"It’s now getting to the point where we are even thinking of moving to Canada (where the drug is made) for a short while, but really it’s in the hands of the government. All they need to do is give other GPs permission to prescribe medical cannabis so we’re asking people to write to their MPs and ask for help or sign our petition.
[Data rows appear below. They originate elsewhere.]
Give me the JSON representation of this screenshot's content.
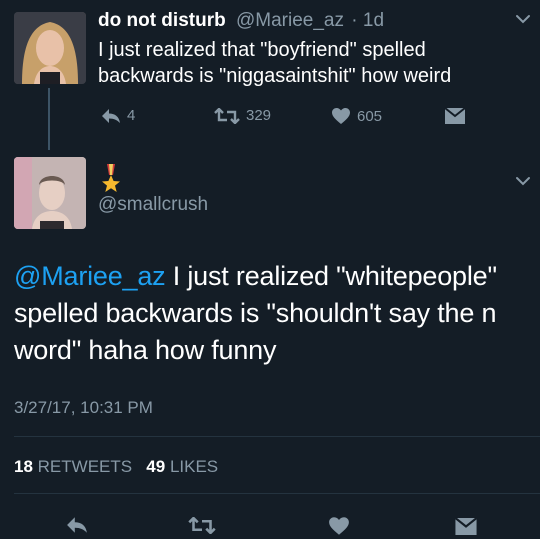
{
  "tweet": {
    "display_name": "do not disturb",
    "handle": "@Mariee_az",
    "age": "· 1d",
    "text": "I just realized that \"boyfriend\" spelled backwards is \"niggasaintshit\" how weird",
    "reply_count": "4",
    "retweet_count": "329",
    "like_count": "605"
  },
  "reply": {
    "handle": "@smallcrush",
    "mention": "@Mariee_az",
    "text": " I just realized \"whitepeople\" spelled backwards is \"shouldn't say the n word\" haha how funny",
    "timestamp": "3/27/17, 10:31 PM",
    "retweets_count": "18",
    "retweets_label": "RETWEETS",
    "likes_count": "49",
    "likes_label": "LIKES"
  },
  "colors": {
    "background": "#141d26",
    "muted": "#8899a6",
    "link": "#1da1f2",
    "divider": "#24333f"
  },
  "icons": [
    "chevron-down-icon",
    "reply-icon",
    "retweet-icon",
    "heart-icon",
    "direct-message-icon",
    "medal-emoji-icon"
  ]
}
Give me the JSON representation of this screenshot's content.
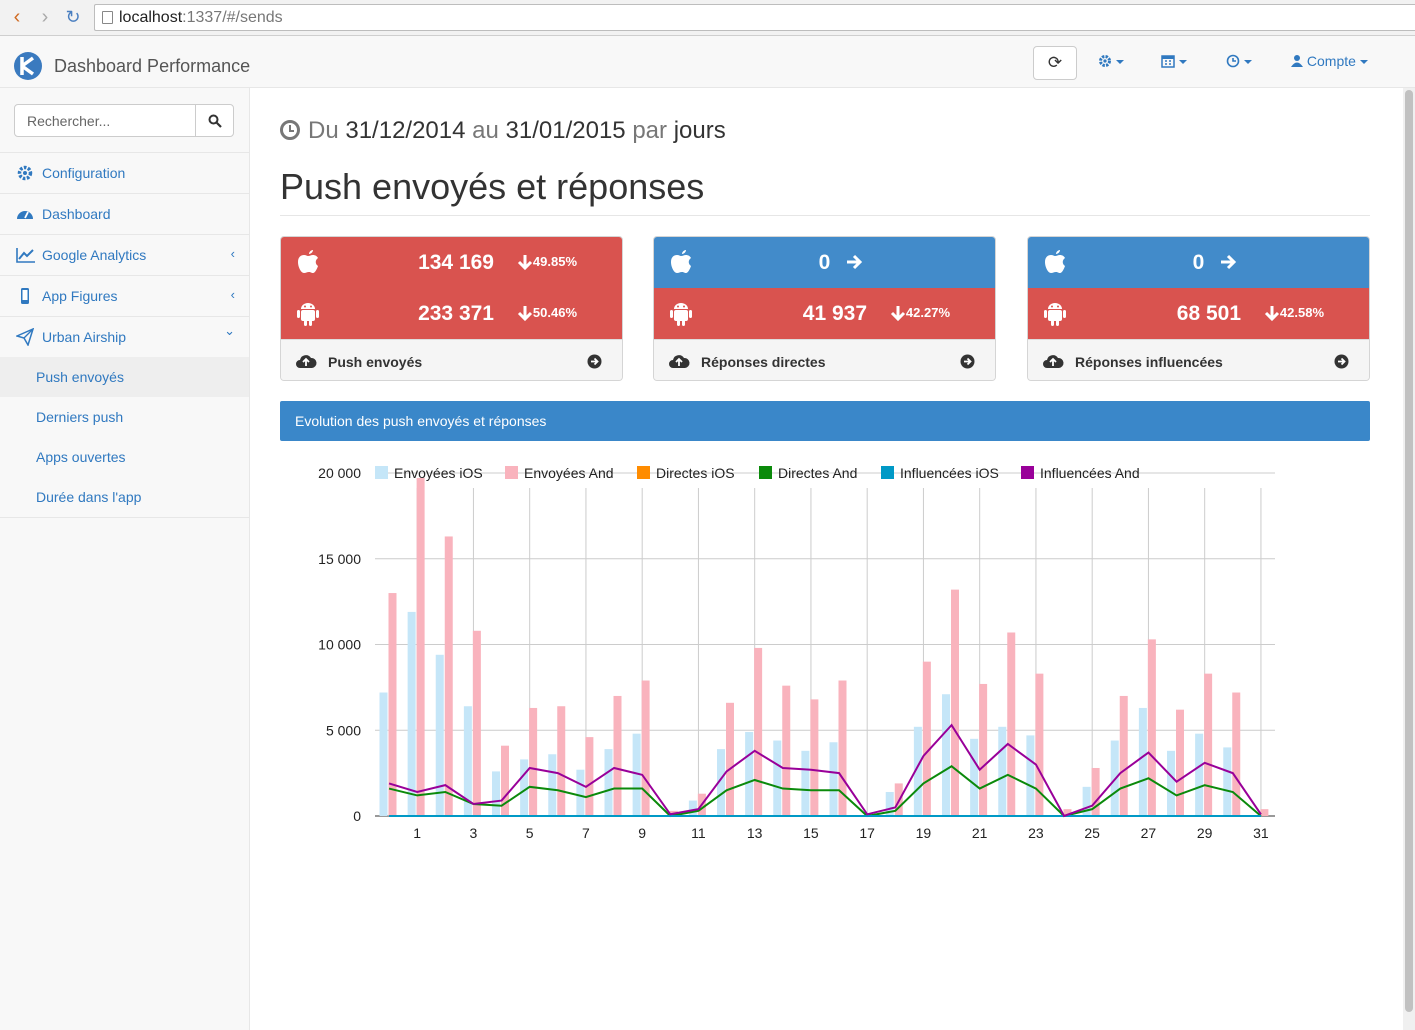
{
  "browser": {
    "url_host": "localhost",
    "url_path": ":1337/#/sends"
  },
  "header": {
    "brand": "Dashboard Performance",
    "account_label": "Compte"
  },
  "sidebar": {
    "search_placeholder": "Rechercher...",
    "items": [
      {
        "label": "Configuration",
        "icon": "gear-icon"
      },
      {
        "label": "Dashboard",
        "icon": "dashboard-icon"
      },
      {
        "label": "Google Analytics",
        "icon": "line-chart-icon",
        "chevron": "‹"
      },
      {
        "label": "App Figures",
        "icon": "mobile-icon",
        "chevron": "‹"
      },
      {
        "label": "Urban Airship",
        "icon": "paper-plane-icon",
        "chevron": "⌄"
      }
    ],
    "subitems": [
      {
        "label": "Push envoyés",
        "active": true
      },
      {
        "label": "Derniers push"
      },
      {
        "label": "Apps ouvertes"
      },
      {
        "label": "Durée dans l'app"
      }
    ]
  },
  "period": {
    "prefix": "Du",
    "start": "31/12/2014",
    "middle": "au",
    "end": "31/01/2015",
    "per": "par",
    "unit": "jours"
  },
  "page_title": "Push envoyés et réponses",
  "panels": [
    {
      "ios_value": "134 169",
      "ios_pct": "49.85%",
      "ios_trend": "down",
      "android_value": "233 371",
      "android_pct": "50.46%",
      "android_trend": "down",
      "label": "Push envoyés"
    },
    {
      "ios_value": "0",
      "ios_pct": "",
      "ios_trend": "right",
      "android_value": "41 937",
      "android_pct": "42.27%",
      "android_trend": "down",
      "label": "Réponses directes"
    },
    {
      "ios_value": "0",
      "ios_pct": "",
      "ios_trend": "right",
      "android_value": "68 501",
      "android_pct": "42.58%",
      "android_trend": "down",
      "label": "Réponses influencées"
    }
  ],
  "chart_title": "Evolution des push envoyés et réponses",
  "colors": {
    "red": "#d9534f",
    "blue": "#428bca",
    "header_blue": "#3a87c9",
    "link": "#3079c0"
  },
  "chart_data": {
    "type": "bar",
    "x": [
      0,
      1,
      2,
      3,
      4,
      5,
      6,
      7,
      8,
      9,
      10,
      11,
      12,
      13,
      14,
      15,
      16,
      17,
      18,
      19,
      20,
      21,
      22,
      23,
      24,
      25,
      26,
      27,
      28,
      29,
      30,
      31
    ],
    "x_tick_labels": [
      "1",
      "3",
      "5",
      "7",
      "9",
      "11",
      "13",
      "15",
      "17",
      "19",
      "21",
      "23",
      "25",
      "27",
      "29",
      "31"
    ],
    "y_ticks": [
      "0",
      "5 000",
      "10 000",
      "15 000",
      "20 000"
    ],
    "ylim": [
      0,
      20000
    ],
    "legend_position": "top",
    "grid": true,
    "series": [
      {
        "name": "Envoyées iOS",
        "kind": "bar",
        "color": "#c5e6f8",
        "values": [
          7200,
          11900,
          9400,
          6400,
          2600,
          3300,
          3600,
          2700,
          3900,
          4800,
          0,
          900,
          3900,
          4900,
          4400,
          3800,
          4300,
          0,
          1400,
          5200,
          7100,
          4500,
          5200,
          4700,
          0,
          1700,
          4400,
          6300,
          3800,
          4800,
          4000,
          0
        ]
      },
      {
        "name": "Envoyées And",
        "kind": "bar",
        "color": "#f9b3bd",
        "values": [
          13000,
          21000,
          16300,
          10800,
          4100,
          6300,
          6400,
          4600,
          7000,
          7900,
          300,
          1300,
          6600,
          9800,
          7600,
          6800,
          7900,
          100,
          1900,
          9000,
          13200,
          7700,
          10700,
          8300,
          400,
          2800,
          7000,
          10300,
          6200,
          8300,
          7200,
          400
        ]
      },
      {
        "name": "Directes iOS",
        "kind": "line",
        "color": "#ff8c00",
        "values": [
          0,
          0,
          0,
          0,
          0,
          0,
          0,
          0,
          0,
          0,
          0,
          0,
          0,
          0,
          0,
          0,
          0,
          0,
          0,
          0,
          0,
          0,
          0,
          0,
          0,
          0,
          0,
          0,
          0,
          0,
          0,
          0
        ]
      },
      {
        "name": "Directes And",
        "kind": "line",
        "color": "#0b8a0b",
        "values": [
          1600,
          1200,
          1400,
          700,
          600,
          1700,
          1500,
          1100,
          1600,
          1600,
          0,
          300,
          1500,
          2100,
          1600,
          1500,
          1500,
          0,
          300,
          1900,
          2900,
          1600,
          2400,
          1600,
          0,
          400,
          1600,
          2200,
          1200,
          1800,
          1400,
          0
        ]
      },
      {
        "name": "Influencées iOS",
        "kind": "line",
        "color": "#0099c6",
        "values": [
          0,
          0,
          0,
          0,
          0,
          0,
          0,
          0,
          0,
          0,
          0,
          0,
          0,
          0,
          0,
          0,
          0,
          0,
          0,
          0,
          0,
          0,
          0,
          0,
          0,
          0,
          0,
          0,
          0,
          0,
          0,
          0
        ]
      },
      {
        "name": "Influencées And",
        "kind": "line",
        "color": "#990099",
        "values": [
          1900,
          1400,
          1800,
          700,
          900,
          2800,
          2500,
          1700,
          2800,
          2400,
          100,
          400,
          2600,
          3800,
          2800,
          2700,
          2500,
          100,
          500,
          3500,
          5300,
          2700,
          4200,
          3000,
          0,
          600,
          2500,
          3700,
          2000,
          3100,
          2500,
          100
        ]
      }
    ]
  }
}
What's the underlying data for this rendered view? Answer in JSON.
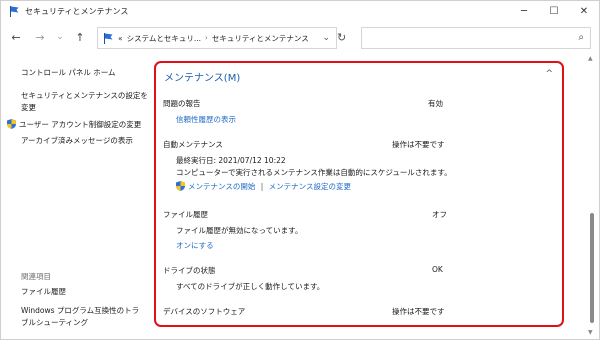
{
  "window": {
    "title": "セキュリティとメンテナンス",
    "minimize_glyph": "─",
    "maximize_glyph": "☐",
    "close_glyph": "✕"
  },
  "nav": {
    "back_glyph": "←",
    "forward_glyph": "→",
    "dropdown_glyph": "⌄",
    "up_glyph": "↑",
    "refresh_glyph": "↻"
  },
  "address": {
    "overflow": "«",
    "crumb1": "システムとセキュリ...",
    "separator": "›",
    "crumb2": "セキュリティとメンテナンス",
    "dropdown_glyph": "⌄"
  },
  "search": {
    "icon_glyph": "⌕"
  },
  "sidebar": {
    "home": "コントロール パネル ホーム",
    "change_settings_line1": "セキュリティとメンテナンスの設定を",
    "change_settings_line2": "変更",
    "uac": "ユーザー アカウント制御設定の変更",
    "archived": "アーカイブ済みメッセージの表示",
    "related_heading": "関連項目",
    "file_history": "ファイル履歴",
    "compat_line1": "Windows プログラム互換性のトラ",
    "compat_line2": "ブルシューティング"
  },
  "maintenance": {
    "title": "メンテナンス(M)",
    "collapse_glyph": "^",
    "problem_reports": {
      "label": "問題の報告",
      "status": "有効",
      "link": "信頼性履歴の表示"
    },
    "auto_maintenance": {
      "label": "自動メンテナンス",
      "status": "操作は不要です",
      "last_run": "最終実行日: 2021/07/12 10:22",
      "desc": "コンピューターで実行されるメンテナンス作業は自動的にスケジュールされます。",
      "start_link": "メンテナンスの開始",
      "link_sep": "|",
      "settings_link": "メンテナンス設定の変更"
    },
    "file_history": {
      "label": "ファイル履歴",
      "status": "オフ",
      "desc": "ファイル履歴が無効になっています。",
      "link": "オンにする"
    },
    "drive_status": {
      "label": "ドライブの状態",
      "status": "OK",
      "desc": "すべてのドライブが正しく動作しています。"
    },
    "device_software": {
      "label": "デバイスのソフトウェア",
      "status": "操作は不要です"
    }
  },
  "scrollbar": {
    "up_glyph": "▲",
    "down_glyph": "▼"
  },
  "colors": {
    "highlight_border": "#e01018",
    "link": "#1f6cc7",
    "section_title": "#1b5fa8"
  }
}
We are really against time so all I’m hoping for is a letter from Sajid Javid to say it’s possible and our little girl can have the drug she desperately needs."
For more info visit the Jorja foundation.